Ever since I was a child, I have thought in images and it cannot be any mere coincidence, my love and appreciation of all art form today.
Very early on in my life, I came to learn that the combination of words and pictures is the cornerstone of all language development and communication processes. As a writer of sixty-seven published books, I know that good writing is a bit like being a magician waving a magic wand; someone who can turn 'this' into 'that' and then make you turn it back again into its original form. This is essentially the process of any effective author and their readership.
All my stories start with an idea (mental image) which I then transform into words on a page, broken into paragraphs. Each paragraph matches one picture in my mind. The totality of these paragraphs represents a written story. Having turned my mental pictures into words on a page, my readers read my words, and in doing so, they turn my words back into images in their own mind.
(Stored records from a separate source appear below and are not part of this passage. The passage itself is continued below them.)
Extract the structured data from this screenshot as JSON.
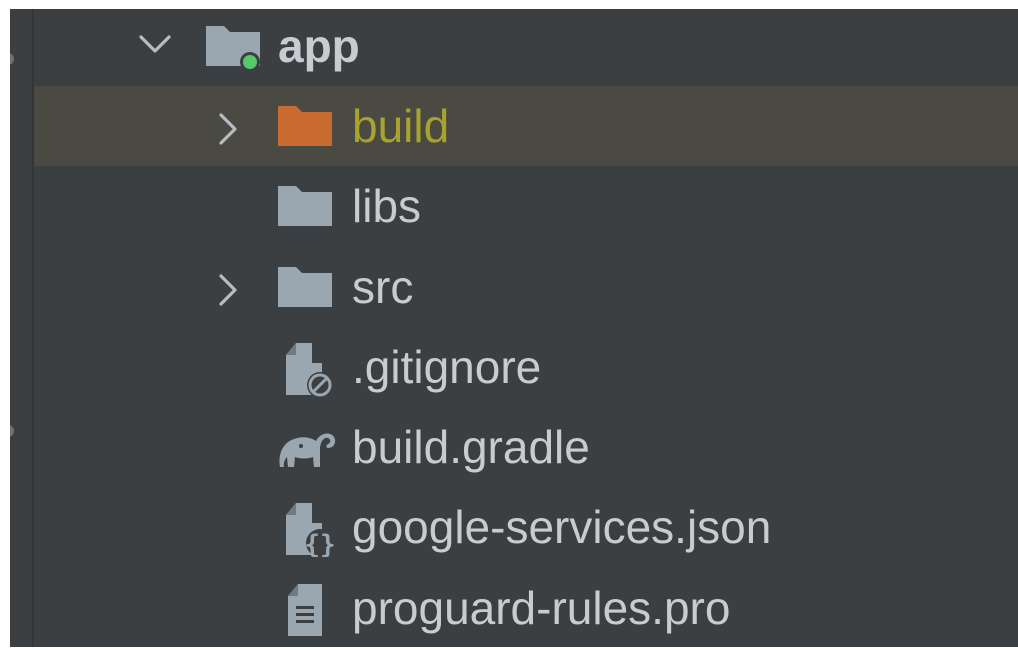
{
  "project_tree": {
    "root": {
      "label": "app",
      "icon": "module-folder-icon",
      "expanded": true
    },
    "items": [
      {
        "label": "build",
        "icon": "excluded-folder-icon",
        "expandable": true,
        "selected": true
      },
      {
        "label": "libs",
        "icon": "folder-icon",
        "expandable": false,
        "selected": false
      },
      {
        "label": "src",
        "icon": "folder-icon",
        "expandable": true,
        "selected": false
      },
      {
        "label": ".gitignore",
        "icon": "ignore-file-icon",
        "expandable": false,
        "selected": false
      },
      {
        "label": "build.gradle",
        "icon": "gradle-elephant-icon",
        "expandable": false,
        "selected": false
      },
      {
        "label": "google-services.json",
        "icon": "json-file-icon",
        "expandable": false,
        "selected": false
      },
      {
        "label": "proguard-rules.pro",
        "icon": "text-file-icon",
        "expandable": false,
        "selected": false
      }
    ]
  },
  "colors": {
    "background": "#3c3f41",
    "selected_row": "#4b4a42",
    "text": "#c7ccd1",
    "excluded_text": "#a8a32e",
    "excluded_folder": "#c96a2e",
    "folder": "#9aa7b0",
    "module_dot": "#55c86b"
  }
}
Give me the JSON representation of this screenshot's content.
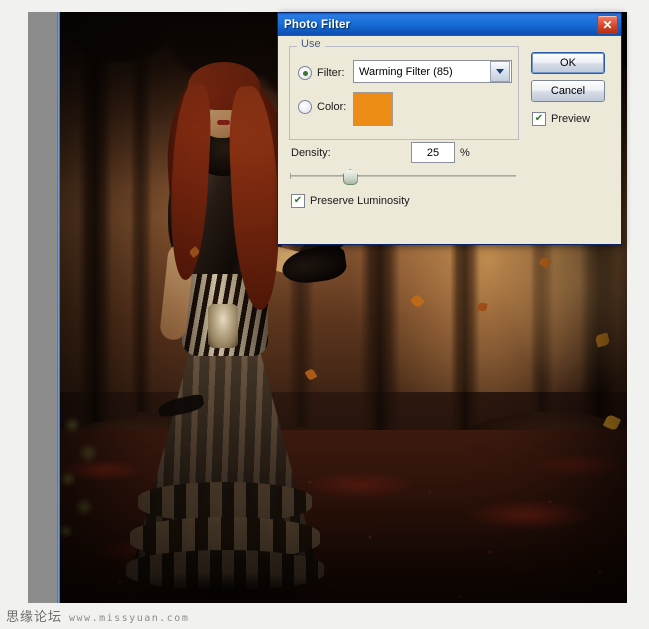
{
  "dialog": {
    "title": "Photo Filter",
    "close_icon": "close-icon",
    "use_group": {
      "legend": "Use",
      "filter_radio_label": "Filter:",
      "filter_selected": "Warming Filter (85)",
      "filter_options": [
        "Warming Filter (85)"
      ],
      "color_radio_label": "Color:",
      "color_swatch_hex": "#EC8C17",
      "selected_option": "filter",
      "dropdown_icon": "chevron-down-icon"
    },
    "density": {
      "label": "Density:",
      "value": "25",
      "unit": "%",
      "slider_percent": 25
    },
    "preserve_luminosity": {
      "label": "Preserve Luminosity",
      "checked": true
    },
    "buttons": {
      "ok": "OK",
      "cancel": "Cancel"
    },
    "preview": {
      "label": "Preview",
      "checked": true
    }
  },
  "watermark": {
    "chinese": "思缘论坛",
    "url": "www.missyuan.com"
  }
}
When the image that started off in my mind before I wrote the words to match is the same as the image that finished up in my reader's mind, then my purpose has been truly served and communication has occurred between author and reader.The magician's wand has been waved and has done its job.
When I was a probation officer at the start of the 1970s, because I chose to specialise in Behaviour Modification methods (popularly practised in the U.S.A. but frowned upon in England at the time),most of the research to keep abreast of up-to-date methods came from papers/books written in America and in the European countries of France, Switzerland and Austria.
In 1974, I read a paper on the merits of different teaching methods. That paper informed me that because the human brain learns by either word or picture and that one of the two is predominant in all learners and varies from person to person, the brain is best reinforced in its learning by the combination of both mediums. Hence; the most logically-minded person (left brain person) will learn easier by seeing 'words, numerals and diagrams' written on a blackboard by teacher, the other learning type of individual (the right-brain person) will retain the information better and process it in their mind easier if it is delivered in image form; ie, if you draw them a picture.Many teachers recognise this as the 'Show not tell' stratagem of the classroom.
All good teachers and educators, however, were advised by the paper to play safe and cover all eventualities of the different types of learners in their class. They were advised to develop new learning methods which used both pictures and words to reinforce the very same point being made with all the pupils in their lessons; knowing that in this way their lesson will be more effective, being more readily and naturally understood and therefore more likely to be retained in one's memory bank. This way, the educator was able to reach a larger target audience and ring the bell of instant understanding more often.
So if you are a teacher/parent/communicator out there who feels like 'throwing in the towel' as you struggle in vain to get your message across, remember to reinforce your words with imagery. In times past, it was not unknown to physically make the person see the harm their action had caused before punishing them for their misdeed. The more modern interpretation of this method would be those schemes used by some probation officers to bring offender and victim into discussion with each other, in the hope that the offender could hear and see first-hand, the harm to the victim their senseless crime did cause. Imagine a car driver who just will not give up texting whilst driving, even after their action has led to the death of an innocent other. How much more effective it would be to guarantee a change in their future behaviour were they to be forced to view the corpse in the morgue immediately after the victim's death, and then be obliged to attend the funeral of their victim with their bereaved family members!.
If you don't believe me in the efficacy and importance of our learning by matching the word with image, allow me to momentarily take you back to your own early childhood. For my next Magician's trick, I will tell you the very first book that you ever read. Now, let's see. The book was composed thus. On the first left-hand-side page would have been printed the letter 'A', and on the page immediately opposite would have been the colourful picture of an 'Apple' followed by the connection, 'A' IS FOR APPLE. Similarly, 'B' would be for 'Boy', 'C' for 'Cat' and so on!
This is the very method that you, your parents, and their parents learned to first read. It is also the very same principle that is used for all creative writing as an adult, and in particular all effective posters that advertise different products which the manufacturers want to firmly place in our memory bank, so they can be involuntarily recalled to conscience mind the very next occasion we come across the advertised product in the supermarket and automatically select their particular brand from the half dozen brands on offer. Images control how we want to be seen, and they lie at the very heart of our deepest fears and our deepest anger states, and also our most pleasurable memories. They influence all romantic approaches and govern all sexual responses. Indeed, there is no earthly activity that words and imagery do no influence, direct or govern; hence the importance of 'first impressions' when first meeting another person.
For example, if I wanted to communicate the message to my listeners 'that this upside-down world of ours is likely to finally kill you off if you lose your perspective on what really matters in life', while I was talking to you about this message I wanted to impart, I'd place this image in the background where it was easily visible to you. I'd do this to reinforce the likelihood of you accepting and retaining my message in your memory bank. It is not imperative that your conscious brain makes the connection, as your brain will still store it and memorise it to be reproduced as a point of learning at a relevant future time. William Forde: March 6th, 2018.